And Mayor Mitchell:
Mitchell plans to begin networking with Tempe’s neighborhood associations, which he says are the best in the state, to get the word out about dementia. His grassroots strategy smacks of boosterism; how can people whose job it is to host home tours and throw pot lucks launch a dementia education initiative?
“One person at a time,” Mitchell replies. “Fifteen hundred people in my community have dementia, and I need to get the city educated on how to help them.”
Okay. But would Mitchell have climbed aboard the dementia-friendly bus, I ask, if his own mother didn’t have Alzheimer’s?
“I don’t know,” he answers. “Would you be writing a newspaper article about it if your mother didn’t have that same disease?”
Touché, Mayor Mitchell.
Robrt's deep understanding of the challenges caregivers face every day keep him understandably skeptical about the prospects for success.
The next day, I attend the council meeting of the Senior Lawyers Division, where the subject is dementia and what to do about it. Mayor Mitchell gives the welcoming remarks; his father, former congressman Harry Mitchell, delivers a moving speech about watching his wife, Marianne, slip away from him. At the end of the day, Dougherty gives a helpful presentation about Dementia Friendly Tempe, during which the fellow sitting next to me, whose nametag tells me he’s George, leans over and whispers, “It’ll never work.”
“I don’t know,” I tell George afterward. “These people are working pretty hard.

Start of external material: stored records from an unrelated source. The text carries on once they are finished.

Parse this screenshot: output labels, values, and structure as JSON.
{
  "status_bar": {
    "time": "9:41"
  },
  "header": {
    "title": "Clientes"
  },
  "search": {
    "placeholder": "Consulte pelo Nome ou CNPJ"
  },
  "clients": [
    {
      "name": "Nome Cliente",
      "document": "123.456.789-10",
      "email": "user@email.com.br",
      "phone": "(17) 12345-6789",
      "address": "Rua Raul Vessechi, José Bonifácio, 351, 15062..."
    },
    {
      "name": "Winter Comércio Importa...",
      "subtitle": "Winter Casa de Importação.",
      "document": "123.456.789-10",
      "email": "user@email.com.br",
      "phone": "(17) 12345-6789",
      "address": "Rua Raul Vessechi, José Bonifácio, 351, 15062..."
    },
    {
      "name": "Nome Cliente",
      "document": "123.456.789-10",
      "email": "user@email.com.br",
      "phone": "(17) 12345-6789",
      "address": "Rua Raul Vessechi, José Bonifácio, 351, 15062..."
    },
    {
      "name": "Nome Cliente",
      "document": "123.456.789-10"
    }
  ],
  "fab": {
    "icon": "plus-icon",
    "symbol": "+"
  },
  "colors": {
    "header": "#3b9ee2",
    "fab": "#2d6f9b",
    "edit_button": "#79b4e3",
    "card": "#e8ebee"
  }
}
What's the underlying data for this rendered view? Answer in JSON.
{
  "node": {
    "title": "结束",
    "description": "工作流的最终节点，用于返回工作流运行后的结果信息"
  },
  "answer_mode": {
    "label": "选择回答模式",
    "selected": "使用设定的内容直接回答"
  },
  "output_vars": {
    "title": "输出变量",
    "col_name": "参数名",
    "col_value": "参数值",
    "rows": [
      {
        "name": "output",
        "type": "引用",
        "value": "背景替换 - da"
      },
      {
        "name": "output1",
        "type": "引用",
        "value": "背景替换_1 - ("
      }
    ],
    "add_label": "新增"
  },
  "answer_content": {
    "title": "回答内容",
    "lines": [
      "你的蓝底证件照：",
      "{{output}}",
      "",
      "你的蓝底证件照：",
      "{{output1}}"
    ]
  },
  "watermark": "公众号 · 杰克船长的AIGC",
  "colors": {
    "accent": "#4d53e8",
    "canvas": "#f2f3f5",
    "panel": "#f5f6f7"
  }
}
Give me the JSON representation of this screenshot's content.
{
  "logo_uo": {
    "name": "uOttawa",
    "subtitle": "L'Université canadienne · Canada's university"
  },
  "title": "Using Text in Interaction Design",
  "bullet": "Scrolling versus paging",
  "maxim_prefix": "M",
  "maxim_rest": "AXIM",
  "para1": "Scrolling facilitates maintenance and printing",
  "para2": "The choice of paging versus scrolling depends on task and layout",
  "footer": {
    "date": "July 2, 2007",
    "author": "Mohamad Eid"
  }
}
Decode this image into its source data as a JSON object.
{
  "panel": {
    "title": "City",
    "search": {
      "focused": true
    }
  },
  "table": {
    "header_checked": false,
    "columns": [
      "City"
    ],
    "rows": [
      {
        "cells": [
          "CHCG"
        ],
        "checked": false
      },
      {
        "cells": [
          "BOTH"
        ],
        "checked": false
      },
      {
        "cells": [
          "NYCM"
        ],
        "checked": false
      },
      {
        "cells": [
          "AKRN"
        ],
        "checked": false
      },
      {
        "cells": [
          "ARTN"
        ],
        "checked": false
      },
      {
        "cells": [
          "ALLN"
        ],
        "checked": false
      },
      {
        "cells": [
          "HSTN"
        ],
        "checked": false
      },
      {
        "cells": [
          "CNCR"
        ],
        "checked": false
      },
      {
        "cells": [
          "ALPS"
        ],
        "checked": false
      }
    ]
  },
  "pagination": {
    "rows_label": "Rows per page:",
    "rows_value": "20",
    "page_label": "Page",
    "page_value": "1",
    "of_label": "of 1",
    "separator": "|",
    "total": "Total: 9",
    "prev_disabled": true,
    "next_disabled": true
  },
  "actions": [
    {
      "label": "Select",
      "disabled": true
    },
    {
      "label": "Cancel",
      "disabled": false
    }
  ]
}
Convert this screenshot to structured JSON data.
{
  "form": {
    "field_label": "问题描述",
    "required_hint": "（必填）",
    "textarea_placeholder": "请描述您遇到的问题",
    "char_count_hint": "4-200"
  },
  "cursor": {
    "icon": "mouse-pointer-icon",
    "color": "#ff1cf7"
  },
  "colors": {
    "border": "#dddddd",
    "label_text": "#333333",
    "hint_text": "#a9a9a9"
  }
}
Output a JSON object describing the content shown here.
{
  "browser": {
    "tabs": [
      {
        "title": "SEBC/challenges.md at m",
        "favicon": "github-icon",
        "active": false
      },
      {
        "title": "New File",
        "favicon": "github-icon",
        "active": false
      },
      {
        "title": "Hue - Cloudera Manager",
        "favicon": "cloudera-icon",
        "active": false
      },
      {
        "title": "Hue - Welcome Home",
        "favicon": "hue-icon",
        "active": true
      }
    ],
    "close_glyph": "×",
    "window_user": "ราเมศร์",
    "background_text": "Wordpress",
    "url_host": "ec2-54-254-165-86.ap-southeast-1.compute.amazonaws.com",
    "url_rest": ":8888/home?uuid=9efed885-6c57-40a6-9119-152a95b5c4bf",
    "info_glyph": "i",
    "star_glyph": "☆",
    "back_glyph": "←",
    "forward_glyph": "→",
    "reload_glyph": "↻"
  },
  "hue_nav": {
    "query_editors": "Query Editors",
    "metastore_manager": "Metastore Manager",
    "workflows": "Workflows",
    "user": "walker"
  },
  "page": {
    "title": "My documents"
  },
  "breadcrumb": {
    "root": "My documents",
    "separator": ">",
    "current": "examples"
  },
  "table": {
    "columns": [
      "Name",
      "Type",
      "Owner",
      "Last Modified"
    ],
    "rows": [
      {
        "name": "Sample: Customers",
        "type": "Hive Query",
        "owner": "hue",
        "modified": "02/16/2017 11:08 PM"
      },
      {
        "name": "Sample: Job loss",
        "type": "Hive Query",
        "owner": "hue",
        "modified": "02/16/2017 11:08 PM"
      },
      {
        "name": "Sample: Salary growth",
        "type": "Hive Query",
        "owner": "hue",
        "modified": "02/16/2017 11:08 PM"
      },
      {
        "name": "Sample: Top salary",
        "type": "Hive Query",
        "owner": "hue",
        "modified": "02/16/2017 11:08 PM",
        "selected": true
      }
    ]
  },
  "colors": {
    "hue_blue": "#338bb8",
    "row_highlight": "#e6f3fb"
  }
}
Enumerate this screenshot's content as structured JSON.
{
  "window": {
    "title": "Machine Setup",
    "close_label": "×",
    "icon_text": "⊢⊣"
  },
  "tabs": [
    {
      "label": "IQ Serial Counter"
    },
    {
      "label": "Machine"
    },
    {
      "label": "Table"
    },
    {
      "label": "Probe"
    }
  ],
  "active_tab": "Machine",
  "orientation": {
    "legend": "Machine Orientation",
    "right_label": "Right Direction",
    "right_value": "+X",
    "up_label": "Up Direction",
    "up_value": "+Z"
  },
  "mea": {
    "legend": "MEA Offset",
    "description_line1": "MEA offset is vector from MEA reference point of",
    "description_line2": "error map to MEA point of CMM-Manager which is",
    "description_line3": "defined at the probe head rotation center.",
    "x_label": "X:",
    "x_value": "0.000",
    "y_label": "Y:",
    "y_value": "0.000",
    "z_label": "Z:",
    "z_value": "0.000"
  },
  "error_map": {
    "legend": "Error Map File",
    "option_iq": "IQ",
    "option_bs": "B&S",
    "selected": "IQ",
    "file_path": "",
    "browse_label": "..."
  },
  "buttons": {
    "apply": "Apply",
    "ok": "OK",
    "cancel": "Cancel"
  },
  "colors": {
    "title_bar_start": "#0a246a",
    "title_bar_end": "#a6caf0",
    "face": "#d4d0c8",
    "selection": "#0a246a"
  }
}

And I like the idea that someone is out there training people how to speak to my mother and other people like her.”
George rolls his eyes. “I stopped waiting for anyone to come help me take care of my dad. I look at it this way: I got two hands, I can do the job myself. A diaper isn’t gonna kill me. Neither is giving my dad a shower. I just tell myself to look at it as a privilege.”
Right around the time my mother dumps her bowl of soup on the floor and begins crying, I give up on my list. Gratitude eludes me. I remember too keenly the vacation home I used to visit, the family I used to believe in, the writing career I once had time to nurture. There are no city-funded programs designed to return those things to me. I can see how hard people like Jan Dougherty and Mayor Mitchell are working to fix things for people with screwed-up memories. But when your days are spent asking people not to talk down to your mother, pleading for assistance from elder-care agencies, and mopping up potato soup, it’s hard to believe in a dementia-friendly world.
Like I said, the article highlights why this is so tough and why it is so important. In order to succeed we will need your help. Please take the time to volunteer or share your own stories in the comments below to help inspire others why getting involved is so important.